Go through the entries below and work out how many lines include "icon"; give only that number.

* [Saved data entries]
════════════════
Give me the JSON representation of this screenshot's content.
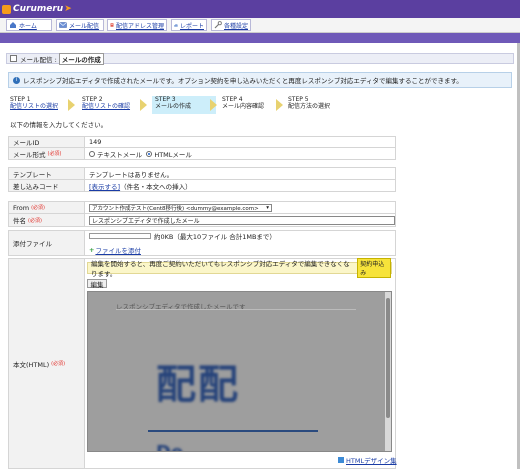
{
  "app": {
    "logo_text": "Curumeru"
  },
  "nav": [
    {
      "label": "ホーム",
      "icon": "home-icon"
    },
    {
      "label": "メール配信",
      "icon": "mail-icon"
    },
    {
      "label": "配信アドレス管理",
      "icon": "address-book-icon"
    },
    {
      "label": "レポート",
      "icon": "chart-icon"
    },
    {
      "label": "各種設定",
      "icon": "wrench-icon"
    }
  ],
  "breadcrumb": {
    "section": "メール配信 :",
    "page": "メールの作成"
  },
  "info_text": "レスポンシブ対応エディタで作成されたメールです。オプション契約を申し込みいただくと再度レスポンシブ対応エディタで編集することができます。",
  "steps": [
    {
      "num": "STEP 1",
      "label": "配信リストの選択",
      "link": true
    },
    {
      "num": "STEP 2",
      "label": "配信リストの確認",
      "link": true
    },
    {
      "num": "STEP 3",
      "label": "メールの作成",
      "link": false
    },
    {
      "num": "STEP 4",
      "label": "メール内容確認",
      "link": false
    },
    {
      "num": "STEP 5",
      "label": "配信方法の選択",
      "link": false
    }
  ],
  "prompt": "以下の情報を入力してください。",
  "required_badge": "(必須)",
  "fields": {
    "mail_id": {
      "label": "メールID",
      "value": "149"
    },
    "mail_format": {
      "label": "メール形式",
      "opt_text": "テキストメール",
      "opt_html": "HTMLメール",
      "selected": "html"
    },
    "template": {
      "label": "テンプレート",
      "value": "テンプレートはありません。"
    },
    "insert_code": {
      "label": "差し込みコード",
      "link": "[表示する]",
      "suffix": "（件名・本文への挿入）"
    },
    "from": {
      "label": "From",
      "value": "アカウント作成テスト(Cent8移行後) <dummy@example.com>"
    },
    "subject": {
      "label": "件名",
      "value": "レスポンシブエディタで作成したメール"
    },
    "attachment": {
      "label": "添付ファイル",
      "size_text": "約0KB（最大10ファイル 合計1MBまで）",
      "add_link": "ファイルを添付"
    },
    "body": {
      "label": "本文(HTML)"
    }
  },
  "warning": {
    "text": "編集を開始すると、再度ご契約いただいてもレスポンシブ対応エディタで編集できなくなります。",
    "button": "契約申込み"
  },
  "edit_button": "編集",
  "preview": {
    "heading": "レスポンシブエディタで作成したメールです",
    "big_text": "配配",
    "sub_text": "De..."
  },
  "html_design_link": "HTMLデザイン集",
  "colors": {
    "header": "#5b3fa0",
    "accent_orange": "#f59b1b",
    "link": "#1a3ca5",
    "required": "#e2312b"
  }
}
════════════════
* [Completed exercise] 5